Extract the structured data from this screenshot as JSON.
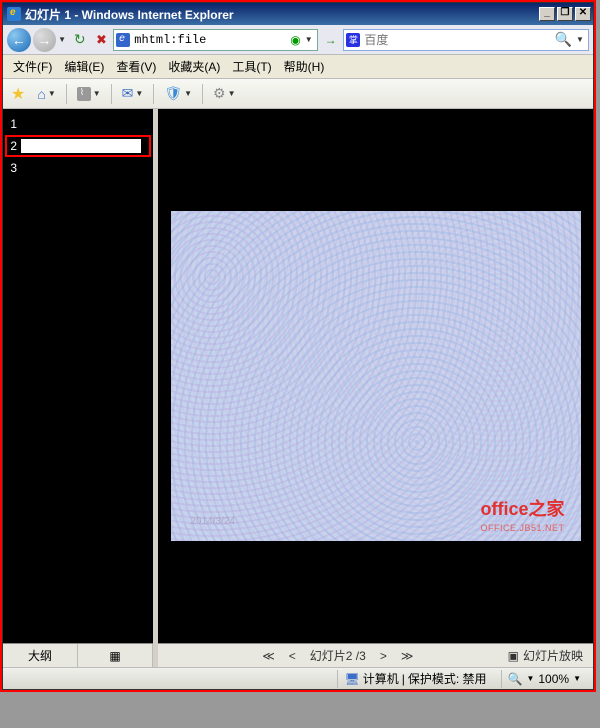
{
  "title": "幻灯片 1 - Windows Internet Explorer",
  "window_buttons": {
    "min": "_",
    "restore": "❐",
    "close": "✕"
  },
  "nav": {
    "address": "mhtml:file",
    "search_engine": "百度",
    "search_placeholder": "百度"
  },
  "menu": {
    "file": "文件(F)",
    "edit": "编辑(E)",
    "view": "查看(V)",
    "favorites": "收藏夹(A)",
    "tools": "工具(T)",
    "help": "帮助(H)"
  },
  "left": {
    "slides": [
      "1",
      "2",
      "3"
    ],
    "selected_index": 1,
    "tab_outline": "大纲"
  },
  "slide": {
    "date_watermark": "2014/3/24",
    "logo": "office之家",
    "logo_sub": "OFFICE.JB51.NET"
  },
  "slide_nav": {
    "counter": "幻灯片2 /3",
    "slideshow": "幻灯片放映"
  },
  "status": {
    "zone": "计算机",
    "protected": "保护模式: 禁用",
    "zoom": "100%"
  }
}
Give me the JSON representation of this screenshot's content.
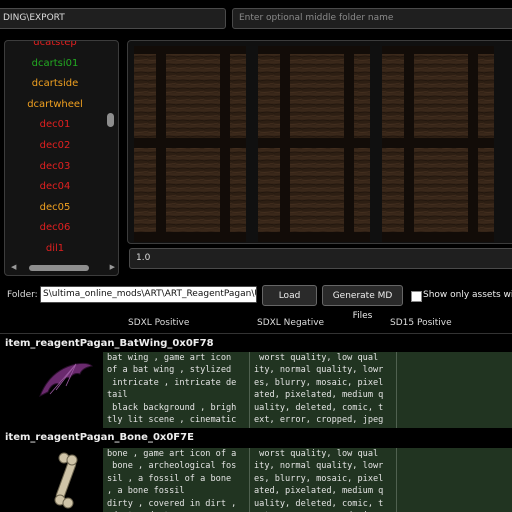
{
  "top": {
    "export_path": "DING\\EXPORT",
    "middle_folder_placeholder": "Enter optional middle folder name"
  },
  "list": {
    "items": [
      {
        "label": "dcatstep",
        "color": "#e02020"
      },
      {
        "label": "dcartsi01",
        "color": "#22aa22"
      },
      {
        "label": "dcartside",
        "color": "#f0a020"
      },
      {
        "label": "dcartwheel",
        "color": "#f0a020"
      },
      {
        "label": "dec01",
        "color": "#e02020"
      },
      {
        "label": "dec02",
        "color": "#e02020"
      },
      {
        "label": "dec03",
        "color": "#e02020"
      },
      {
        "label": "dec04",
        "color": "#e02020"
      },
      {
        "label": "dec05",
        "color": "#f0a020"
      },
      {
        "label": "dec06",
        "color": "#e02020"
      },
      {
        "label": "dil1",
        "color": "#e02020"
      }
    ]
  },
  "preview": {
    "value_field": "1.0"
  },
  "folder": {
    "label": "Folder:",
    "path": "S\\ultima_online_mods\\ART\\ART_ReagentPagan\\Upscale",
    "load_button": "Load",
    "generate_button": "Generate MD Files",
    "show_only_label": "Show only assets with bl"
  },
  "columns": [
    "SDXL Positive",
    "SDXL Negative",
    "SD15 Positive"
  ],
  "rows": [
    {
      "title": "item_reagentPagan_BatWing_0x0F78",
      "icon": "bat-wing-icon",
      "positive": "bat wing , game art icon\nof a bat wing , stylized\n intricate , intricate de\ntail\n black background , brigh\ntly lit scene , cinematic",
      "negative": " worst quality, low qual\nity, normal quality, lowr\nes, blurry, mosaic, pixel\nated, pixelated, medium q\nuality, deleted, comic, t\next, error, cropped, jpeg"
    },
    {
      "title": "item_reagentPagan_Bone_0x0F7E",
      "icon": "bone-icon",
      "positive": "bone , game art icon of a\n bone , archeological fos\nsil , a fossil of a bone\n, a bone fossil\ndirty , covered in dirt ,\n dust , dusty",
      "negative": " worst quality, low qual\nity, normal quality, lowr\nes, blurry, mosaic, pixel\nated, pixelated, medium q\nuality, deleted, comic, t\next, error, cropped, jpeg"
    }
  ]
}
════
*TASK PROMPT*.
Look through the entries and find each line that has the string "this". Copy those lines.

*YOUR RESPONSE*.
Extract the structured data from this screenshot as JSON.
Give me the JSON representation of this screenshot's content.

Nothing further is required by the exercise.